*EXERCISE INPUT*.
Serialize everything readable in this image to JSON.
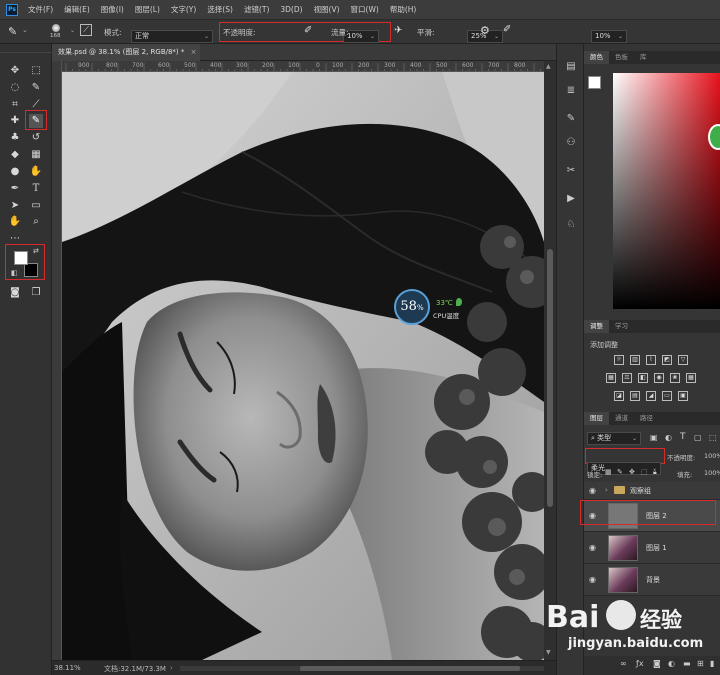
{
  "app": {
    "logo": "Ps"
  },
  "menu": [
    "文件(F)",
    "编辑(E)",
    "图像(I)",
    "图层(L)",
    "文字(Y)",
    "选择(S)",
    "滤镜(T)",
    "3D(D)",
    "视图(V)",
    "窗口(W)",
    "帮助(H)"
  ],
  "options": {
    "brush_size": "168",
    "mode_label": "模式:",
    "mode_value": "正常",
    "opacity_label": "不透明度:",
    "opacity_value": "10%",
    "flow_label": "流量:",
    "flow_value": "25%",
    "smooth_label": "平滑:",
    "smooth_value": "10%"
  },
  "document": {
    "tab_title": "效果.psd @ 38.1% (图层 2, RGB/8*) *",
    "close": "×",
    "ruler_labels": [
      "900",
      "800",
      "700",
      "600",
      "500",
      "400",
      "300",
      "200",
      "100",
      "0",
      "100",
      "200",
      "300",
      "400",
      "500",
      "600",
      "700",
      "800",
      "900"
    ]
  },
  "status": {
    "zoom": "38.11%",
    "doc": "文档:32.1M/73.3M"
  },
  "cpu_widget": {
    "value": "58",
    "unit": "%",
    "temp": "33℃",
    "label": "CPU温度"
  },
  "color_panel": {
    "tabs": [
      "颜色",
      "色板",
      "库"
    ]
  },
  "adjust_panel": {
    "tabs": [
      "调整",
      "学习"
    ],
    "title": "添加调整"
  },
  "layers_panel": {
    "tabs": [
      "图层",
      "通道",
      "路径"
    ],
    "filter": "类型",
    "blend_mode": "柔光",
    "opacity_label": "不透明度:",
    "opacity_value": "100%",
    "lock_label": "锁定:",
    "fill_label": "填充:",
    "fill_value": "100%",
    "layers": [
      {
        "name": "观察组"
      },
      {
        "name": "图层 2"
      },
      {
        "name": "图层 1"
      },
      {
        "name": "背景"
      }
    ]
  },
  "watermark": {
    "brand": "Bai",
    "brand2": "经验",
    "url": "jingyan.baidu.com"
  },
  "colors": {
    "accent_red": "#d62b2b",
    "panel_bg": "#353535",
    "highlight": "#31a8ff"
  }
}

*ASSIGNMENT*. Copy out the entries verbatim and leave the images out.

*EXPECTED ANSWER*.
Serialize everything readable in this image to JSON.
{
  "app": {
    "logo": "Ps"
  },
  "menu": [
    "文件(F)",
    "编辑(E)",
    "图像(I)",
    "图层(L)",
    "文字(Y)",
    "选择(S)",
    "滤镜(T)",
    "3D(D)",
    "视图(V)",
    "窗口(W)",
    "帮助(H)"
  ],
  "options": {
    "brush_size": "168",
    "mode_label": "模式:",
    "mode_value": "正常",
    "opacity_label": "不透明度:",
    "opacity_value": "10%",
    "flow_label": "流量:",
    "flow_value": "25%",
    "smooth_label": "平滑:",
    "smooth_value": "10%"
  },
  "document": {
    "tab_title": "效果.psd @ 38.1% (图层 2, RGB/8*) *",
    "close": "×",
    "ruler_labels": [
      "900",
      "800",
      "700",
      "600",
      "500",
      "400",
      "300",
      "200",
      "100",
      "0",
      "100",
      "200",
      "300",
      "400",
      "500",
      "600",
      "700",
      "800",
      "900"
    ]
  },
  "status": {
    "zoom": "38.11%",
    "doc": "文档:32.1M/73.3M"
  },
  "cpu_widget": {
    "value": "58",
    "unit": "%",
    "temp": "33℃",
    "label": "CPU温度"
  },
  "color_panel": {
    "tabs": [
      "颜色",
      "色板",
      "库"
    ]
  },
  "adjust_panel": {
    "tabs": [
      "调整",
      "学习"
    ],
    "title": "添加调整"
  },
  "layers_panel": {
    "tabs": [
      "图层",
      "通道",
      "路径"
    ],
    "filter": "类型",
    "blend_mode": "柔光",
    "opacity_label": "不透明度:",
    "opacity_value": "100%",
    "lock_label": "锁定:",
    "fill_label": "填充:",
    "fill_value": "100%",
    "layers": [
      {
        "name": "观察组"
      },
      {
        "name": "图层 2"
      },
      {
        "name": "图层 1"
      },
      {
        "name": "背景"
      }
    ]
  },
  "watermark": {
    "brand": "Bai",
    "brand2": "经验",
    "url": "jingyan.baidu.com"
  },
  "colors": {
    "accent_red": "#d62b2b",
    "panel_bg": "#353535",
    "highlight": "#31a8ff"
  }
}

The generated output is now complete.